Letter: ‘Thank You’ from God’s Acre Christmas Caroling Committee

While the carols and the Christmas Eve gathering remained the same, this year marked a changing of the guard in terms of leadership for the annual God’s Acre Christmas Caroling. 

A century ago, when John E. Hersam, then publisher of the New Canaan Advertiser, along with other members of the Town Band, invited friends and neighbors to God’s Acre for Christmas Eve Caroling, he likely had no idea he was helping to launch one of the quintessential New Canaan traditions. Thus, at the start of this year’s Carol Singing, it was fitting that V. Donald Hersam, and the entire Hersam family, was publicly thanked for their 100 year stewardship of this wonderful community event. 

With the sale of the Advertiser to Hearst last fall, the Hersams have transitioned stewardship of this annual event to a new God’s Acre Christmas Caroling Committee. We are each honored to help carry on this amazing tradition. 

Even though this is a free event open to all, there are annual costs associated with hosting it. This year we want to thank Tim Brown, from Brown Thayer Shedd Insurance, for stepping forward to underwrite construction of the bandstand and Rand Insurance for underwriting the cost of the song sheets provided that evening. We thank each individual and local family who sent in donations to help defray the costs.

Group Works To Continue Christmas Eve Caroling at God’s Acre

A group of local volunteers have formed a new entity to ensure that a beloved New Canaan tradition, long supported by some of the town’s most generous individuals and families, continues in perpetuity. Though it may appear to spring up spontaneously from the patch of ground on which New Canaan was founded, the cherished Christmas Eve caroling at God’s Acre is in fact the result of multiple coordinated steps and support from families such as the Hersams and Karls, and residents such as Steve Benko, officials say. With the sale in October of Hersam Acorn Newspapers Inc. to Hearst, the multiple “moving parts” overseen for decades by the former New Canaan Advertiser publishers—getting lights on the tree, printing 2,000 songsheets, setting up barricades and the bandstand and making arrangements for the New Canaan Town Band as well as coordinating with groups such as the Congregational Church of New Canaan, New Canaan Police Department and Department of Public Works—all must fall to new people. Enter Benko, Tucker Murphy, Tom Stadler, Steve Karl, Leo Karl III and Scott Gress. Following multiple multi-hour meetings in recent days, they formed the God’s Acre Caroling Foundation, established to collect donations and ensure that the century-old traditional can continue (see mailing info below).
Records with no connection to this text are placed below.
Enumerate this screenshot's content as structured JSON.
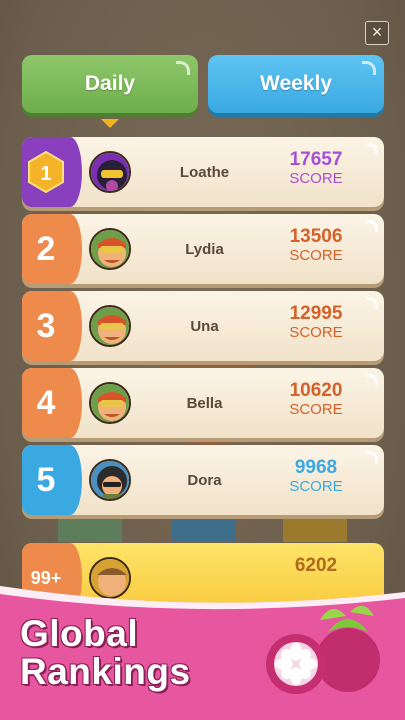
{
  "close_icon": "×",
  "tabs": {
    "daily": "Daily",
    "weekly": "Weekly",
    "active": "daily"
  },
  "rows": [
    {
      "rank": "1",
      "name": "Loathe",
      "score": "17657",
      "score_label": "SCORE",
      "color": "#a84fd4",
      "rank_color": "#8a3fbf",
      "avatar": "purple-helmet"
    },
    {
      "rank": "2",
      "name": "Lydia",
      "score": "13506",
      "score_label": "SCORE",
      "color": "#d5612a",
      "rank_color": "#ee8a4c",
      "avatar": "orange-goggles"
    },
    {
      "rank": "3",
      "name": "Una",
      "score": "12995",
      "score_label": "SCORE",
      "color": "#d5612a",
      "rank_color": "#ee8a4c",
      "avatar": "orange-goggles"
    },
    {
      "rank": "4",
      "name": "Bella",
      "score": "10620",
      "score_label": "SCORE",
      "color": "#d5612a",
      "rank_color": "#ee8a4c",
      "avatar": "orange-goggles"
    },
    {
      "rank": "5",
      "name": "Dora",
      "score": "9968",
      "score_label": "SCORE",
      "color": "#3aa9e2",
      "rank_color": "#3aa9e2",
      "avatar": "dark-hair"
    }
  ],
  "my_row": {
    "rank": "99+",
    "score": "6202"
  },
  "promo": {
    "title": "Global\nRankings"
  }
}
Did You Hear … ?

First Selectman Kevin Moyinhan said during a media briefing Thursday that he’s asked one of New Canaan’s foremost nonprofit figures—Leo Karl III—to lead the New Canaan Athletic Foundation. Karl, known for his extensive volunteer work with organizations that include the New Canaan Community Foundation, where he had served as president, agreed to take on the role, according to Moynihan. Praised by Moynihan for its fundraising ability, the NCAF among other organizational priorities is seeking to establish its own nonprofit arm along the lines of what a similar  group has in Darien, the first selectman said. ***

A Darien homeowner is taking a New Canaan man and his company to small claims court for $4,660.32, saying he committed breach of contract by failing to complete painting work, sealing broken plumbing behind “impenetrable tile and drywall work” and incorrectly installing tile, according to a complaint filed in May. In an answer and counterclaim, the New Canaan man said he’s owed $2,089.63 and that the plaintiff is suing for work not included in the contract.

STAR Turns to Karl Chevrolet, Bolt To ‘Stay Ahead of the Curve’

Saying the addition of an electric car will improve their program and save money while helping the environment, officials with a New Canaan nonprofit organization that serves developmentally disabled people recently turned to a venerable local business for assistance. STAR Inc., Lighting the Way received a state grant allowing it to add 10 new vehicles to its fleet, including one hybrid, one electric car and eight additional wheelchair-accessible vans, according to Peter Saverine, the organization’s director of philanthropy. Karl Chevrolet facilitated the purchase of an EV, in the spirit of the Elm Street dealership’s longtime support of local nonprofits. “Karl Chevrolet was super nice and accommodating,” Saverine said. “They even drove over to Norwalk with three car models so we could take them for a spin and determine which was the best for us.”

They ended up with one electric Chevy Bolt EV that will help the organization experiment with leveraging their savings to reduce costs.

Op-Ed: Balancing Progress and Preservation

It takes the perspective of time to balance the pace of progress working to shape the future versus the desire to preserve the past. Lately in New Canaan it seems that the majority of projects proposing change and progress toward an ever changing future have been met with cries to preserve the past. I guess that is human nature at its fundamental best—the struggle to remember the past while pursuing the future. Such is the plight of many buildings in New Canaan. There is no question that our town is fortunate to have a vibrant history that we should all be willing to embrace.